Some military installations offer pre-deployment couples classes. Find out whether your servicemember's unit is offering something similar. For National Guard/Reserve families, you may want to ascertain whether your unit's chaplain (or family readiness group) has made arrangements for any pre-deployment couples activities or marriage retreats. You can also refer to the resources chapter to find free military-specific marriage counseling resources, or you can look for family programs in your state either through branch-specific resources or your social network online. If nothing like this is available, consider a local marriage counselor, making it clear that the purpose of your sessions is to prepare for deployment in a healthy, constructive way.
Get Creative With Appreciation Exercises
Buy a digital recorder and use it to say what you and your partner appreciate about each other every day. The result is a priceless gift of 365 different recordings of your loved one's devotion. Buy stationery and cards so that when your spouse leaves you are prepared to start sending them letters and notes. Better yet, ask them to do the same! Emails are a wonderful addition to the way military families can communicate during deployments, but consider writing old-fashioned love letters as well. An extra bonus of a handwritten letter is that it makes wonderfully romantic artwork when framed!
"My husband bought a bunch of small presents and cards for me. He wrapped them all up and labeled them 'for when you are feeling sad' or 'need a break?' I got to open them throughout deployment. It was really nice to read the notes he'd written. They helped get me through the hard days." —Air Force spouse
Express Your Love in Little Ways
Take time to remind one another that your love is strong. Human touch is a powerful tool for maintaining an emotional connection, so give each other baths, foot rubs, and body massages, and find any reason at all to hold hands or cuddle. Now is the time to build memories that both you and your servicemember can draw upon during the deployment.
Already Experienced a Deployment Cycle?
Consider reaching out to a spouse who has never gone through a deployment before. She or he could probably benefit a great deal from your insight and perspective.
NOTE: Do not overextend yourself.
Remember, you should always tend to your own needs first.

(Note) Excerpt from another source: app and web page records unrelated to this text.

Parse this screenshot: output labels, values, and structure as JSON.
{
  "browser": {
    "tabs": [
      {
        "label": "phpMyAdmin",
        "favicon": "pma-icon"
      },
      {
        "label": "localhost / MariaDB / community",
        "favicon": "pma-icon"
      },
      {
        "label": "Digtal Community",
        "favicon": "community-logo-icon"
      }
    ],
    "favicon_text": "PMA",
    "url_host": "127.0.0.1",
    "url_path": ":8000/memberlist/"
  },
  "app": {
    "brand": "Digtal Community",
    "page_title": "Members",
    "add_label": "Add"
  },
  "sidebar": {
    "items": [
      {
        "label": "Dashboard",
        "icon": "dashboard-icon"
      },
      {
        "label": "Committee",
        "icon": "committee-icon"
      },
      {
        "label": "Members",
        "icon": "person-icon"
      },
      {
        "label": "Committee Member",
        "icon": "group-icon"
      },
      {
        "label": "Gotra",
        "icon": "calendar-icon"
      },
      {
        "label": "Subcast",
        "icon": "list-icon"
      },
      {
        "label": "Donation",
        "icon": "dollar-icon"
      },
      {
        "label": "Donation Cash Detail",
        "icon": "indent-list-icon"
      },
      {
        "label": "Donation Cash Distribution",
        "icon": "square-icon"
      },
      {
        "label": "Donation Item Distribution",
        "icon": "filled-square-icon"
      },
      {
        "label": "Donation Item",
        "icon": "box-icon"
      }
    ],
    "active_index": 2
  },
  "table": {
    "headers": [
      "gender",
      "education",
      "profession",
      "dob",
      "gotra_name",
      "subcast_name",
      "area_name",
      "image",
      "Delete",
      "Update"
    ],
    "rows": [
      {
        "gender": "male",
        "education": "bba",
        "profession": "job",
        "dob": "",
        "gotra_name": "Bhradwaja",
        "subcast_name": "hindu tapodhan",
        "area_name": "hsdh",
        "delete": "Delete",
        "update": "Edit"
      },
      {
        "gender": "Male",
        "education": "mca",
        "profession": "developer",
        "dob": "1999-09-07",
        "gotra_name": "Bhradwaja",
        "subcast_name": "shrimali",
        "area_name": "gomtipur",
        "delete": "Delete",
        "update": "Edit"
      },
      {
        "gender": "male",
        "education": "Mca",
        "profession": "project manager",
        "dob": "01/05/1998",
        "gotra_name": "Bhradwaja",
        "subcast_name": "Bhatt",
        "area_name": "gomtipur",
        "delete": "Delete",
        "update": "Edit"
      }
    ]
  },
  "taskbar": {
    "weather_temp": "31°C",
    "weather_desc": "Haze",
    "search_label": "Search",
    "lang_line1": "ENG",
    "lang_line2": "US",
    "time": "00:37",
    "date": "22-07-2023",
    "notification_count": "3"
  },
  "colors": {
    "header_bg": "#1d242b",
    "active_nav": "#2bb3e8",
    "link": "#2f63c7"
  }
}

This excerpt is provided courtesy of the acclaimed free digital resource "Everyone Serves". Download your free copy with additional media content today at everyoneservesbook.com.